=== Begin Enclosure ===

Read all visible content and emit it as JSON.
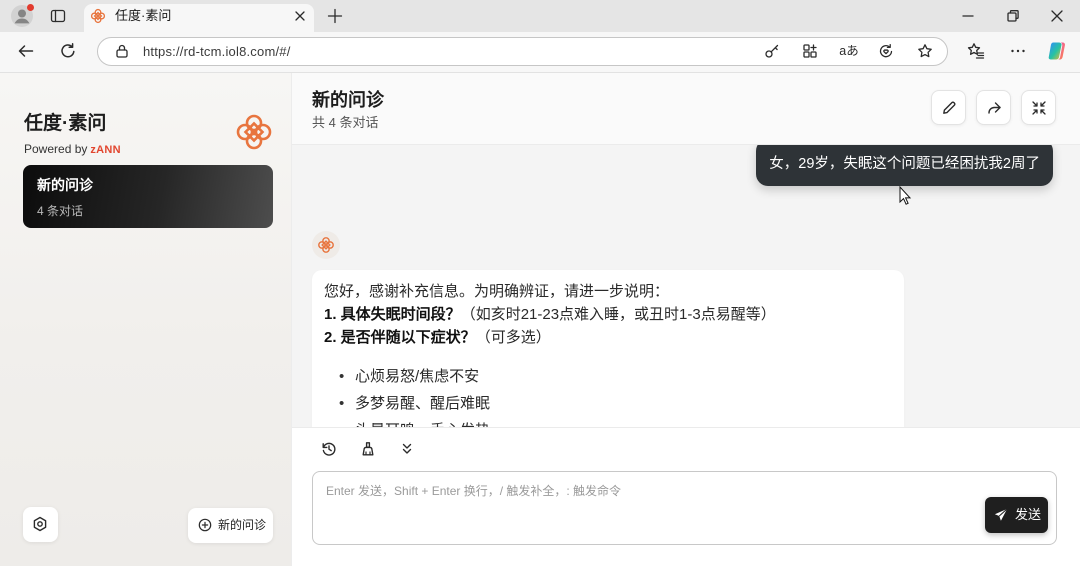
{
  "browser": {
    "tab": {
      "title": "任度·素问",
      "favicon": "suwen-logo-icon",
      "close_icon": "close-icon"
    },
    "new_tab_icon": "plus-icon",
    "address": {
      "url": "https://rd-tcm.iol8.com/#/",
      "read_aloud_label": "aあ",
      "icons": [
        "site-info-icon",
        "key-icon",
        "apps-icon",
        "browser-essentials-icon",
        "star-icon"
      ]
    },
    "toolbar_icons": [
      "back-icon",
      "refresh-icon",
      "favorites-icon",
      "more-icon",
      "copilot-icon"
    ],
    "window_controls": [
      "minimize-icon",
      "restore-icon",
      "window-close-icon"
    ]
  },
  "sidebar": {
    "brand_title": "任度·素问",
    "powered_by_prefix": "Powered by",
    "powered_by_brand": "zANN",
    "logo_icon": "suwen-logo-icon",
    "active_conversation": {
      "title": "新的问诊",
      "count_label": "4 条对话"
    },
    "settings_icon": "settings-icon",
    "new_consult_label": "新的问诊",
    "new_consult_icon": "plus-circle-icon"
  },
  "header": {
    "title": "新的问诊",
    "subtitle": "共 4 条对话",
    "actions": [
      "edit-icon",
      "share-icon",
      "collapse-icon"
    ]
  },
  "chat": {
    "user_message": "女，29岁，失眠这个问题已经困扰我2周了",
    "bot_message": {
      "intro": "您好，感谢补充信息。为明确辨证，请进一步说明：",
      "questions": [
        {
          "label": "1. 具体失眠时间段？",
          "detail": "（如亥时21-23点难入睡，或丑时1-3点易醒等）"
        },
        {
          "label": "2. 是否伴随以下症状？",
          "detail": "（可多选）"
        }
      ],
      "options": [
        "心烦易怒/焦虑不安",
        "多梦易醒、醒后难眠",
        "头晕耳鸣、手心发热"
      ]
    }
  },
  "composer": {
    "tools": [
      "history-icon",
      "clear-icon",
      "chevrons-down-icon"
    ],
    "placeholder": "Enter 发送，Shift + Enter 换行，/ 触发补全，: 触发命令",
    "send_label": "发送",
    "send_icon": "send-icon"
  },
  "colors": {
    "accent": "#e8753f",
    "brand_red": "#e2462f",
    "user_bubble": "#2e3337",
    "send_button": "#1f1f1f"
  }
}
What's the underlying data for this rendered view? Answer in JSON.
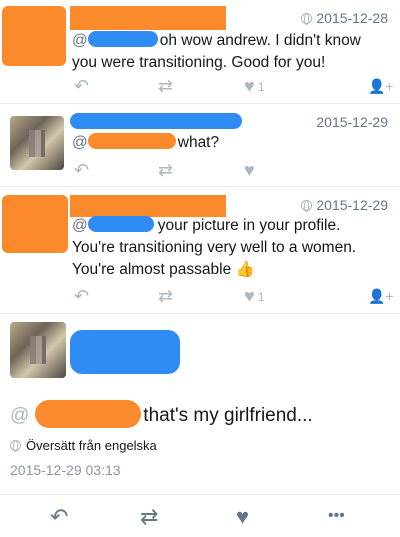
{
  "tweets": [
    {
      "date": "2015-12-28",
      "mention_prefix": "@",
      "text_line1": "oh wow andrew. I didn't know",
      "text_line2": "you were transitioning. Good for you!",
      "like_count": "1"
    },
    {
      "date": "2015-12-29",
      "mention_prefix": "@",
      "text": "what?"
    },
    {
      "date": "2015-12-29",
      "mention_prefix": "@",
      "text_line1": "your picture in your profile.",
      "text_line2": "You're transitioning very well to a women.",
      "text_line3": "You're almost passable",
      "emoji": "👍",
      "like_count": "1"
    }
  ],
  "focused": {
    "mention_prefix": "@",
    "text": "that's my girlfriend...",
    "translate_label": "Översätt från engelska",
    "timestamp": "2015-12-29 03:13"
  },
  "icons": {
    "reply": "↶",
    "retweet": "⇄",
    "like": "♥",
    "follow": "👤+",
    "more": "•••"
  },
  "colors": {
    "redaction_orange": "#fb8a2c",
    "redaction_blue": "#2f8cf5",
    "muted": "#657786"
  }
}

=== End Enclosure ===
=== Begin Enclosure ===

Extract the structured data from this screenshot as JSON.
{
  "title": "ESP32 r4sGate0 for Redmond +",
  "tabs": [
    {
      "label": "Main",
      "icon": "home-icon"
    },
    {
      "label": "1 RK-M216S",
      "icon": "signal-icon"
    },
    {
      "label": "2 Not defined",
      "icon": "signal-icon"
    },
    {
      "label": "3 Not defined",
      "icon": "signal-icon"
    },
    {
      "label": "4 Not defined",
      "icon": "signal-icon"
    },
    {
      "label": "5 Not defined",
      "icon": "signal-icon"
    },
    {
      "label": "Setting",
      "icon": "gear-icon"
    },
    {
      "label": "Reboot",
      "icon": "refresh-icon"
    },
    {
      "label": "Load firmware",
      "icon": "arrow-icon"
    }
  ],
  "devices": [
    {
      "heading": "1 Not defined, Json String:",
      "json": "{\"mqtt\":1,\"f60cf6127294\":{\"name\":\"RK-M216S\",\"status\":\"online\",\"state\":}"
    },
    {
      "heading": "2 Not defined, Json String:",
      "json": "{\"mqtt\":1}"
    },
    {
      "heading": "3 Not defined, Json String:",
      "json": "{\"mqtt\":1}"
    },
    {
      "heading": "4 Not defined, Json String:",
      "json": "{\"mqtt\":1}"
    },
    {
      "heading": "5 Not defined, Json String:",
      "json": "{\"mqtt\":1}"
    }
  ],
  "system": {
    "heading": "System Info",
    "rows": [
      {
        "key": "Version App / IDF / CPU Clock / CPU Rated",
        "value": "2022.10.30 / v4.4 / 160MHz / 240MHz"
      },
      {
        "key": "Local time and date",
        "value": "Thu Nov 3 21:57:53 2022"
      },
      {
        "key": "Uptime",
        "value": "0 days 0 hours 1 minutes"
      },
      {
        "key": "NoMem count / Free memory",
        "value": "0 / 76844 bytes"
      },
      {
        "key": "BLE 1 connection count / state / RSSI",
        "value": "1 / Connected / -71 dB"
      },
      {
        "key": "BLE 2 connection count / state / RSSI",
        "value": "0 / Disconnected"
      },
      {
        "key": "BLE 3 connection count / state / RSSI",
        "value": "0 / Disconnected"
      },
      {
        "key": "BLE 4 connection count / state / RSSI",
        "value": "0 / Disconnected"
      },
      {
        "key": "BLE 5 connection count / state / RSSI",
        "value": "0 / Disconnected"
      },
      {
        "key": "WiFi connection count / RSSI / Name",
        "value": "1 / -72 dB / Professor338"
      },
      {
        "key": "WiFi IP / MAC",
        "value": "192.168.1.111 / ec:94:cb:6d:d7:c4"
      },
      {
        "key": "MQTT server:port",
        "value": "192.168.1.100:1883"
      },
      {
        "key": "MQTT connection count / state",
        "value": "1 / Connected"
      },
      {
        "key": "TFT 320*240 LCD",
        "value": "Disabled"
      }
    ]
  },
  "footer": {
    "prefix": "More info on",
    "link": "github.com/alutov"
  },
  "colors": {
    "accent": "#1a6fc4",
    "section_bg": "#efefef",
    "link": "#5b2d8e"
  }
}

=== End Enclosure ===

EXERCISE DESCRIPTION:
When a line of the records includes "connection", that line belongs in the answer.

EXERCISE RESPONSE:
        "key": "BLE 1 connection count / state / RSSI",
        "key": "BLE 2 connection count / state / RSSI",
        "key": "BLE 3 connection count / state / RSSI",
        "key": "BLE 4 connection count / state / RSSI",
        "key": "BLE 5 connection count / state / RSSI",
        "key": "WiFi connection count / RSSI / Name",
        "key": "MQTT connection count / state",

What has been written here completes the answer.